Contributed by Katie Stark
In late November, Mat-Su Regional Medical Center added the newest model of the da Vinci Surgical Systems to its fleet of surgical tools.
The latest da Vinci – the Xi – differs from its predecessor, da Vinci Si, mainly in terms of ease of positioning, according to Dr. Shannon Gulley from Glacier Surgical Associates.
“The way that the arms can rotate and move and the way it sort of self-centers itself to dock, makes it a lot easier when you’re dealing with surgery where you’re working multiple quadrants,” Gulley said.
Gulley has been working with the da Vinci Si for about four years and uses the tool mainly for hernia removal. For her, the most beneficial aspect of the technology is how she can perform intricate procedures. The new da Vinci Xi is even more versatile and intuitive.
“The biggest thing is having those wristed instruments, so you can actually sew very smoothly,” she said.
Generally speaking, surgeons control the robotic arms of the da Vinci while looking through a viewing screen at a console, using the instruments almost like extensions of their hands.
Another essential feature of the robot is the 3DHD camera, giving the surgeon the ability to see the process in magnification. “The visualization is pretty amazing,” Gulley said. “It’s like looking at it in an open fashion.”
The da Vinci system gets its name from inventor, artist and scientist Leonardo da Vinci, according to the manufacturer. Among his many scholarly pursuits, da Vinci was also a student of human anatomy.
Robotics surgery has been gaining in popularity in recent years due to its positive impact on patient recovery. The da Vinci excels at non-invasive surgery by allowing surgeons to use smaller incisions, thus leading to less blood loss and faster recovery time.
Greater precision and accuracy, and smaller incisions are the key benefits that drive hospitals to invest in new technology like the da Vinci Xi, according to Alan Craft, marketing and public relations director at Mat-Su Regional. “This is the new frontier in minimally invasive robotic surgery. It enables surgeons to perform highly complex operations through a few tiny incisions. We’re thrilled to be able to offer it to the community we serve.”

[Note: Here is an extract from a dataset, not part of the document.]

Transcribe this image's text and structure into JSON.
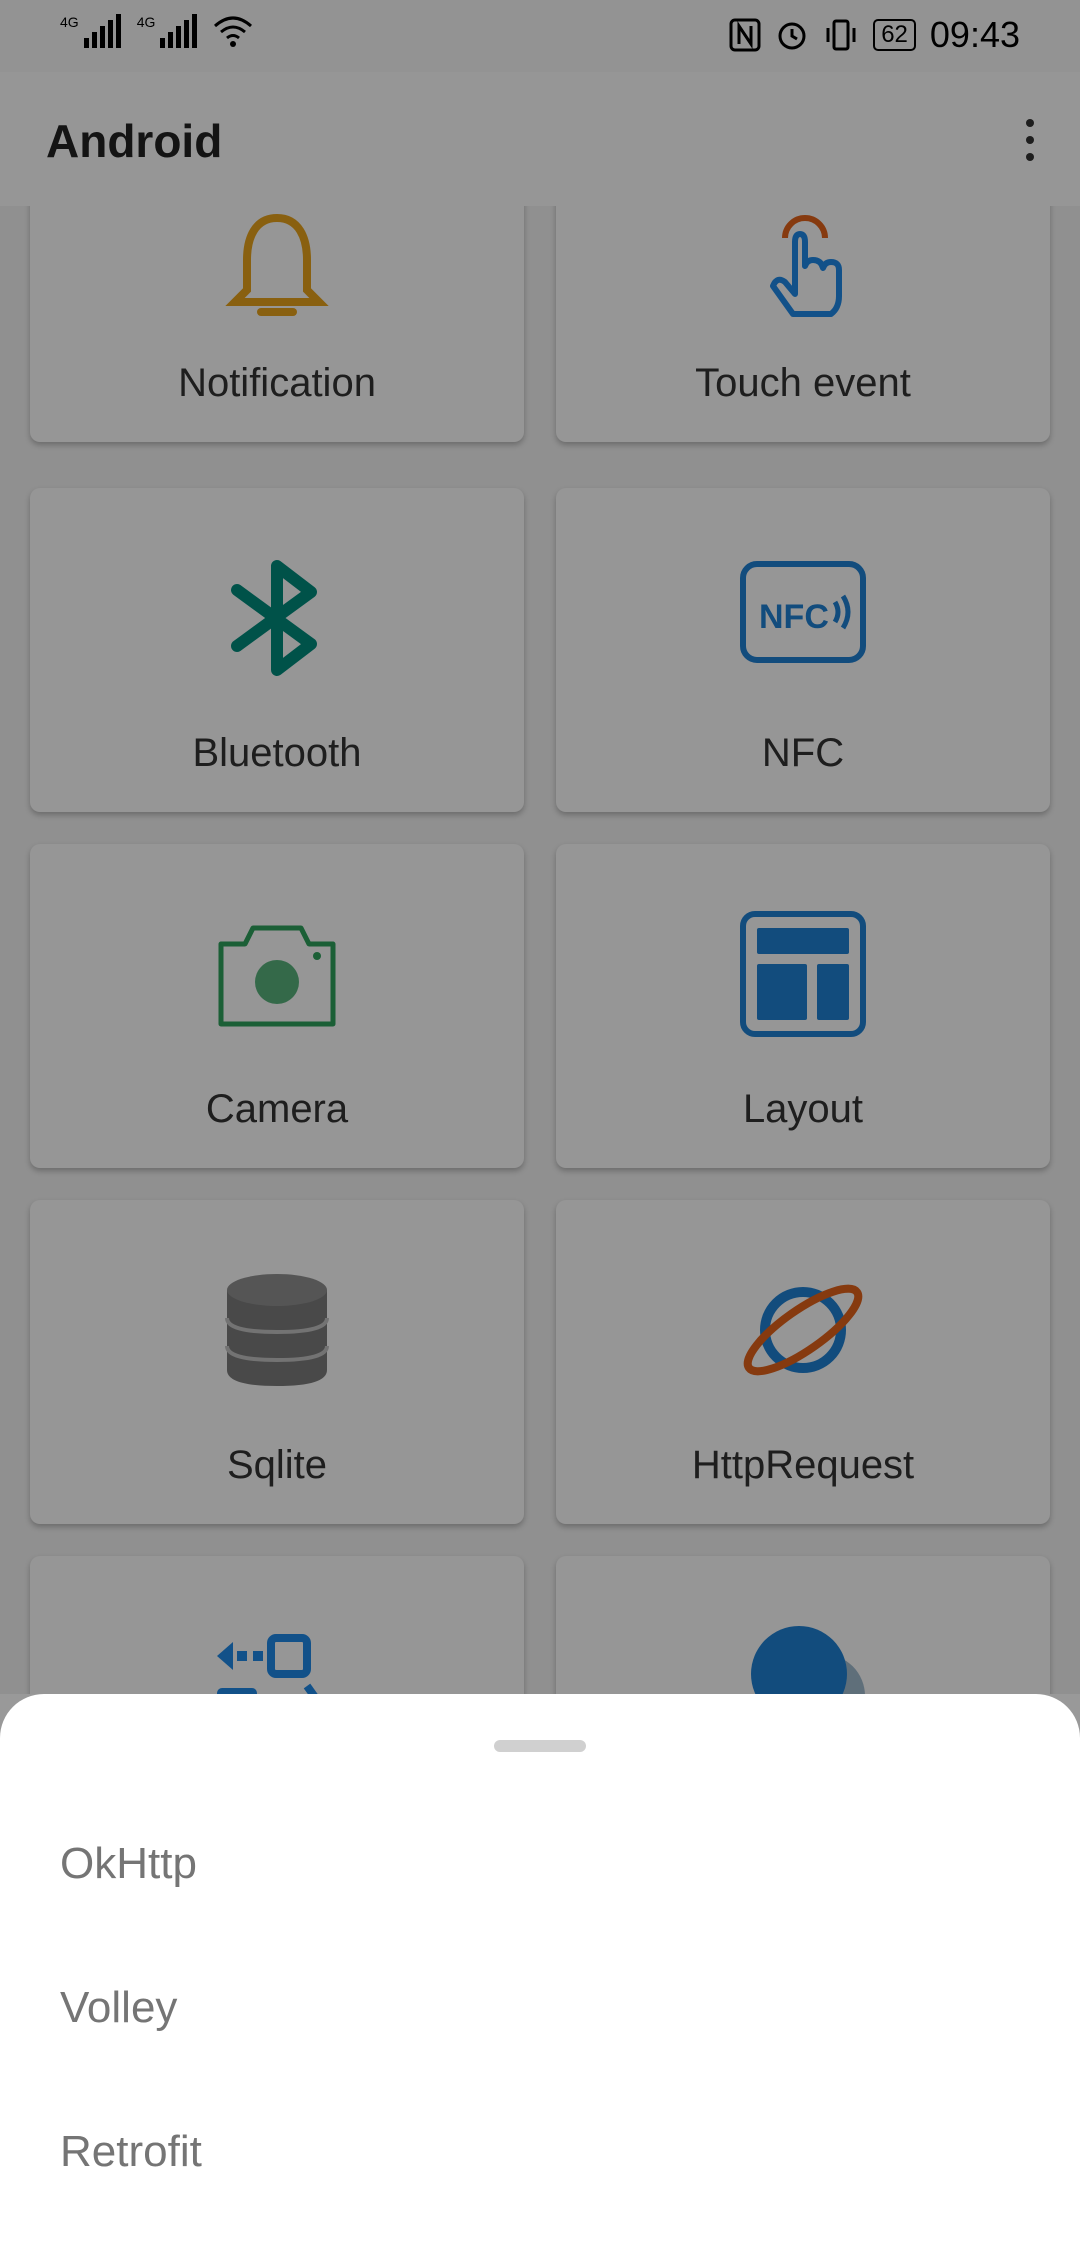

“The da Vinci Xi complements the advanced robotics program Mat-Su Regional currently uses for orthopedic procedures,” Craft said. He noted that no one else in the Valley has the level of technology of Mat-Su Regional, which has the area’s only advanced robotics surgical tools. “
Dr. Jeff Simerville, board-certified urologist with Alaska Urology, explained that the advanced technology creates a better patient experience when compared to traditional surgical methods. “The outcomes are similar, but the patient experience is much better,” he said.

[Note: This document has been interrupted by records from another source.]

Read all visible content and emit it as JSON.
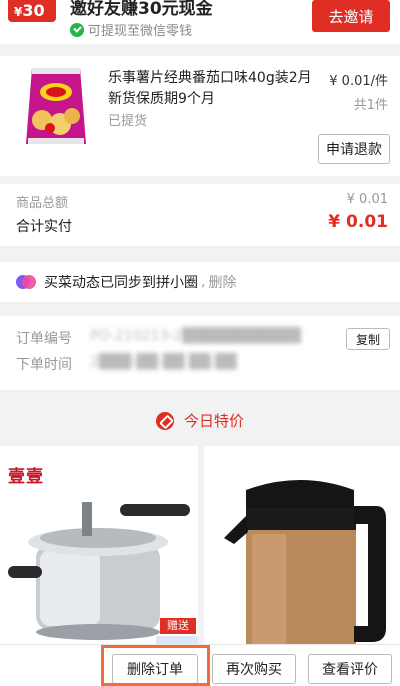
{
  "invite": {
    "coupon_amount": "30",
    "coupon_currency": "¥",
    "title": "邀好友赚30元现金",
    "subtitle": "可提现至微信零钱",
    "button": "去邀请"
  },
  "product": {
    "name": "乐事薯片经典番茄口味40g装2月新货保质期9个月",
    "status": "已提货",
    "price": "¥ 0.01/件",
    "quantity": "共1件",
    "refund_button": "申请退款"
  },
  "totals": {
    "goods_total_label": "商品总额",
    "goods_total_value": "¥ 0.01",
    "paid_label": "合计实付",
    "paid_value": "¥ 0.01"
  },
  "sync": {
    "text": "买菜动态已同步到拼小圈",
    "separator": ",",
    "delete": "删除"
  },
  "order_info": {
    "order_no_label": "订单编号",
    "order_no_value": "PO-210213-2███████████",
    "order_time_label": "下单时间",
    "order_time_value": "2███-██-██ ██:██",
    "copy_button": "复制"
  },
  "deals": {
    "title": "今日特价",
    "left_brand": "壹壹",
    "left_gift": "赠送"
  },
  "bottom_bar": {
    "delete_order": "删除订单",
    "buy_again": "再次购买",
    "view_review": "查看评价"
  },
  "colors": {
    "accent": "#e02e24",
    "highlight": "#f26b3a",
    "wechat_green": "#24b34b"
  },
  "icons": [
    "wechat-icon",
    "sync-icon",
    "tag-icon"
  ]
}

Simerville began using the robot in 2011 for urologic surgeries, but since its clearance by the FDA in 2000, the da Vinci has been used for gynecological procedures, prostate removal, cancer surgeries, colon removal, general surgeries, kidney removal and lung surgery.
“Anything you can do laparoscopically you can do with the robot, but most surgeons use it for probably hernias, colons, gallbladders,” Gulley said.

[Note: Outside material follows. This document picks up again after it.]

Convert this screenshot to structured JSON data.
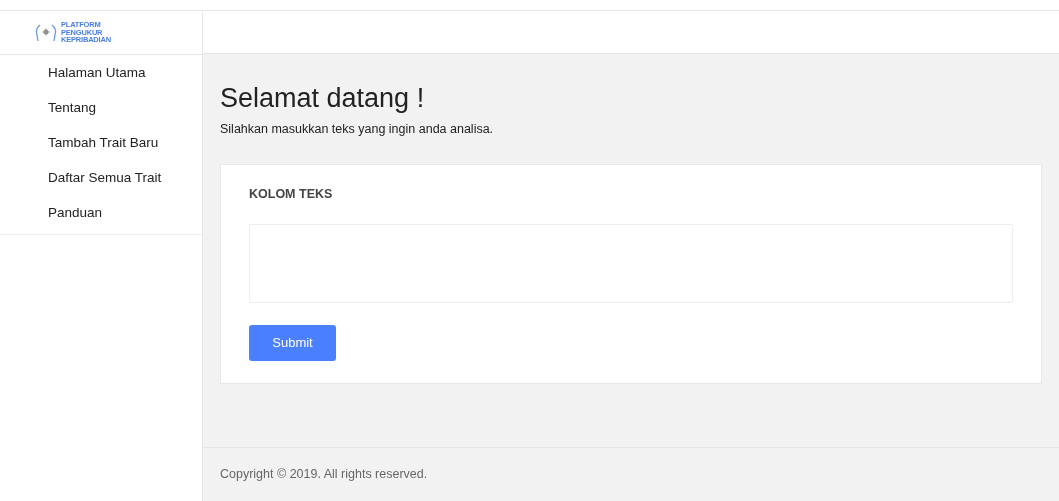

Operations using the da Vinci can technically be performed from anywhere in the world, however the control box is usually located in the room right next to the patient. Some patients have been misinformed that the robot actually controls itself during surgery, according to Gulley. However, the robot is a tool used and guided by human hands, although it does simultaneously minimize human error, such as trembling.
“It’s very similar to the surgery we do anyway, so as far as the technical part of the surgery itself, that part I feel is a pretty smooth and straightforward transition,” she said.
Neither Gulley nor Simmerville believe that robotic surgery will entirely replace other methods in the future, but they do see the technology continuing to grow and be refined.
It’ll certainly expand from where it’s at now,” Simmerville said. “I’m happy that Mat-Su acquired the latest and greatest version of it so that we can serve our patients in the best possible way.”
Mat-Su Regional Medical Center is a member of the Mayo Clinic Care Network. It is a 74-bed acute care facility providing advanced surgical service, including robotics, cardiac care, emergency services, diagnostic imaging, sleep studies, three urgent care centers, the Family Birthing Center and is home of the 30-Minutes-or-Less ER Service Pledge.
In the past few years, Mat-Su Regional has earned a string of impressive honors, including being the first hospital in Alaska to earn accreditation as a Chest Pain Center from the Society of Cardiovascular Patient Care, and has twice been named among the Top 150 Places to Work in Healthcare by Becker’s Hospital Review.